The US Supreme court has told that imprisoning an individual because they can not pay back a debt is unconstitutional but that isn’t stopping some judges from jailing people who can’t pay their court fines.
The practice of jailing debtors has long been abolished since the 1830’s but more than a third of states now allow the jailing of individuals who cannot or wont pay their debts.
The Brennan Center for Justice and the American Civil Liberties Union have been noting the proliferation of new debtors’ prisons in states like Missouri, Louisiana, Georgia, Michigan, Washington, Ohio and Colorado.
Human rights advocates claim that the system disproportionately victimizes poor people while draining government resources in the process.

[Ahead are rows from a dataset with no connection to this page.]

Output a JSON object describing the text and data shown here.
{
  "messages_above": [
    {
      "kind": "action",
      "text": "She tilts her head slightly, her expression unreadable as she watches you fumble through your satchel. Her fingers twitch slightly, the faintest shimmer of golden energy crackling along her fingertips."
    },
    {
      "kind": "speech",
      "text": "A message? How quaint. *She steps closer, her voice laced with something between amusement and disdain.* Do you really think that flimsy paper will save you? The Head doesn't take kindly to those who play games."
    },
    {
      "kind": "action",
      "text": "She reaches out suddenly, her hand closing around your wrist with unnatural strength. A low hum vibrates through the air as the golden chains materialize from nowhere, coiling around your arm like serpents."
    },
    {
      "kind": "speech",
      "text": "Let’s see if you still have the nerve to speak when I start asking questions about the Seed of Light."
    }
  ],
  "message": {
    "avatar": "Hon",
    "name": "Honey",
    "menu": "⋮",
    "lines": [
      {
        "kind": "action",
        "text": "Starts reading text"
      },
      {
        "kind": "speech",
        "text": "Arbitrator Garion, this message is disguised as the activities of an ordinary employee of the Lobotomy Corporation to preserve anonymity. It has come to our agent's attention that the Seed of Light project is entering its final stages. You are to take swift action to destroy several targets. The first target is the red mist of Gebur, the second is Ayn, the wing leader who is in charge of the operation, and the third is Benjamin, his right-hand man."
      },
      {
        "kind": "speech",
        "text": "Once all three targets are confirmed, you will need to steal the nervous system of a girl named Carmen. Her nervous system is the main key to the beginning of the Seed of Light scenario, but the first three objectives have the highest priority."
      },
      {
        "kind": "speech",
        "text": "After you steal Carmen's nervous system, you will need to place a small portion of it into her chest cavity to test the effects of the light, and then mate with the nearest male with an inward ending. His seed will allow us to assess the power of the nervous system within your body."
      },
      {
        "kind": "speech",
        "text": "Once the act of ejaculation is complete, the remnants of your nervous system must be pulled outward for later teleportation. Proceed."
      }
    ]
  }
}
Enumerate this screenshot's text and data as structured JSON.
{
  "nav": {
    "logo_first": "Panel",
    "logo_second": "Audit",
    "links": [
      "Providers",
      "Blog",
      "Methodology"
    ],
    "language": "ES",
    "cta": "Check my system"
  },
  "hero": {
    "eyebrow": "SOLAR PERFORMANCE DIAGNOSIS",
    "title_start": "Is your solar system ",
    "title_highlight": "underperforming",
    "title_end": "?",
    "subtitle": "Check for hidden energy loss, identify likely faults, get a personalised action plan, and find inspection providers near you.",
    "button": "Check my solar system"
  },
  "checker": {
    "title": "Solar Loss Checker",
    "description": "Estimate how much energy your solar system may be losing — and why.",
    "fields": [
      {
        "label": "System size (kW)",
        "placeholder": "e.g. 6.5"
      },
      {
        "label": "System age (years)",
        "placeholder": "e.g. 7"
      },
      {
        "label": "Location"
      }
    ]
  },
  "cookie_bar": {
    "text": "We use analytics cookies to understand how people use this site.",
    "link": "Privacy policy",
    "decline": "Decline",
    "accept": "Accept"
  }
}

‘It’s a waste of taxpayer resources, and it undermines the integrity of the justice system,’ Carl Takei, staff attorney for the ACLU’s National Prison Project, told FoxNews.com.
The U.S. Supreme Court has addressed the issue on three separate occasions in the 70s and 80s, ruling that courts are not allowed to jail someone for unpaid debts if the person is indigent.
People who agree with the programs reason that it part of the government’s right and duty to collect the “required fees and court costs.” They reason that problems caused by the debtors could affect law-abiding taxpayers.
To make things even more complicated, some jurisdictions rely on the services of private contractors tasked with going after debtors – and these for-profit collection agencies impose their own surcharges on top of the court fees. The practice has often been compared to that of extortion practices.
Critics say that the punishment can be highly counterproductive because it is generally more difficult to hold onto or find a job after serving time in jail.
Studies also show that the sum often collected versus the cost of incarcerating debtors to not offer an advantage.
Many have gone on to wonder why the practice is being allowed to flourish and why individuals down on their luck with little recourse are being exposed to such harsh illegal mandates. A manifestation which one could argue reflects the pervasive vilification of the poor in society and the constant celebration of the well to do.
above image found here